─── DATA TO EXAMINE

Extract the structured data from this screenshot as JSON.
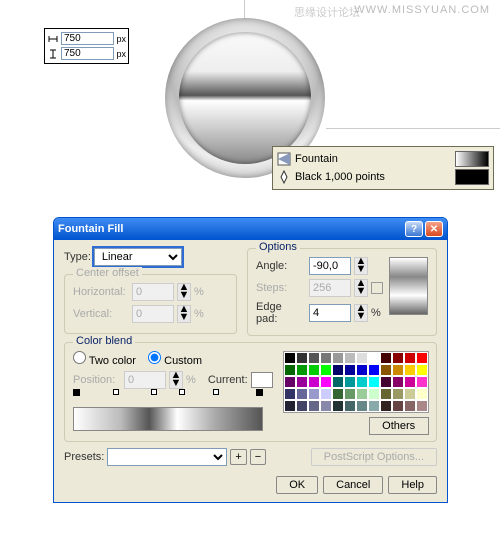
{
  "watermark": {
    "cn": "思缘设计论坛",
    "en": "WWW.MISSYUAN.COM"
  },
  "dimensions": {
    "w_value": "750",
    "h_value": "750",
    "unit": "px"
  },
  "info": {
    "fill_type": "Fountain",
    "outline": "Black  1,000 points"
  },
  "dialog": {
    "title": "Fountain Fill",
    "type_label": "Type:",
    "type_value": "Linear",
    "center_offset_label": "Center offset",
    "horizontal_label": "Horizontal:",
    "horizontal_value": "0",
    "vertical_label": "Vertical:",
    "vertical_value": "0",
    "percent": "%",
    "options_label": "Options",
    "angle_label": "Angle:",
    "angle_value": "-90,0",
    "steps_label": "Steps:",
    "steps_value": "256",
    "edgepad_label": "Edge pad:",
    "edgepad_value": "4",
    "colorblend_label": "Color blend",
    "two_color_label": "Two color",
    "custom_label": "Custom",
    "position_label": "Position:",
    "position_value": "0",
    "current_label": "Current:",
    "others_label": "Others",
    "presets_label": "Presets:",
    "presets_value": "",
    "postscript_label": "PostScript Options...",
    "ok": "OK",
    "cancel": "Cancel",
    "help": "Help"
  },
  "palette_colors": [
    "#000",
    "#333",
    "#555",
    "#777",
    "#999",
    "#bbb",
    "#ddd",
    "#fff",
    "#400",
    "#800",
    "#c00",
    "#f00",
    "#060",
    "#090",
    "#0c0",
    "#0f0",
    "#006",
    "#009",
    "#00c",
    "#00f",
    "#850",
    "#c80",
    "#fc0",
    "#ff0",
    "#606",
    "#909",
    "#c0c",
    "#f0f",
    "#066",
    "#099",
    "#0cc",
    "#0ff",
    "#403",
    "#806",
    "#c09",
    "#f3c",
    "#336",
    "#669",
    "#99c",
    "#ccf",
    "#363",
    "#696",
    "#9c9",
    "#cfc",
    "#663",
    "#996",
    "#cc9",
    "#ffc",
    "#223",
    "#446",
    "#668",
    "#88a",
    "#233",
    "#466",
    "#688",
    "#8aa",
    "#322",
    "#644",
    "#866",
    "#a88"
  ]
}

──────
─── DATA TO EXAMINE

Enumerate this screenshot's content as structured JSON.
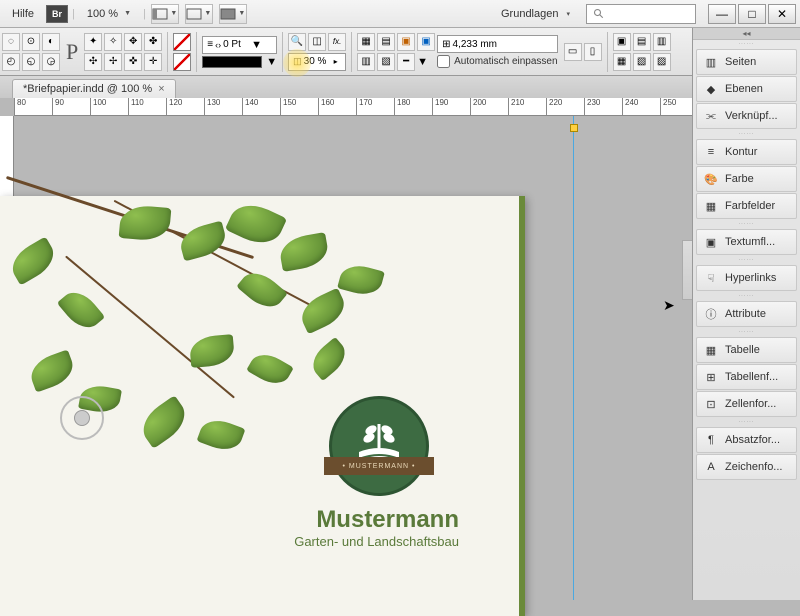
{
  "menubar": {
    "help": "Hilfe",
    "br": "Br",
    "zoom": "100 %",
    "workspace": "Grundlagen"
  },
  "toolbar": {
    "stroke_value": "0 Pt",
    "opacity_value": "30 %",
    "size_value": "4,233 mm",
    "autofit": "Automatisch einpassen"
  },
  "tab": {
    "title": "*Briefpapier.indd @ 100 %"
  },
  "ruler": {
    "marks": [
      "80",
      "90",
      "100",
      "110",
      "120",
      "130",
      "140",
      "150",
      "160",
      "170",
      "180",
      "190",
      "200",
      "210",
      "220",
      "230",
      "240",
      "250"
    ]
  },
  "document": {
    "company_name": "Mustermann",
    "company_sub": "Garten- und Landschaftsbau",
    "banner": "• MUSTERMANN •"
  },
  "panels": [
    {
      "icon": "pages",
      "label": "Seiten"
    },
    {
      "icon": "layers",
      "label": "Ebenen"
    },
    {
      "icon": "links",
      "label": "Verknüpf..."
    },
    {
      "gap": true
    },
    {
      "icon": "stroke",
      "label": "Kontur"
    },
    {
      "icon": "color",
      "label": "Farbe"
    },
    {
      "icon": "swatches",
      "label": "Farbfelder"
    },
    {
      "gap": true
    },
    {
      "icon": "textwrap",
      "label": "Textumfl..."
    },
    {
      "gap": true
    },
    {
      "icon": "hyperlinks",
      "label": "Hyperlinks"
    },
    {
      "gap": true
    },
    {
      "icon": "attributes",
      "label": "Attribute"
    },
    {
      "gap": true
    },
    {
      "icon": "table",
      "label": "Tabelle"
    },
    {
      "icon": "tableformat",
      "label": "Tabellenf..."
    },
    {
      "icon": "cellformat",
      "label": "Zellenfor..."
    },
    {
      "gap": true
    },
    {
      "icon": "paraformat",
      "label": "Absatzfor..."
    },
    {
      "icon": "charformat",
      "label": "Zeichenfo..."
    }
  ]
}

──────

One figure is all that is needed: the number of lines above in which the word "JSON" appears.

2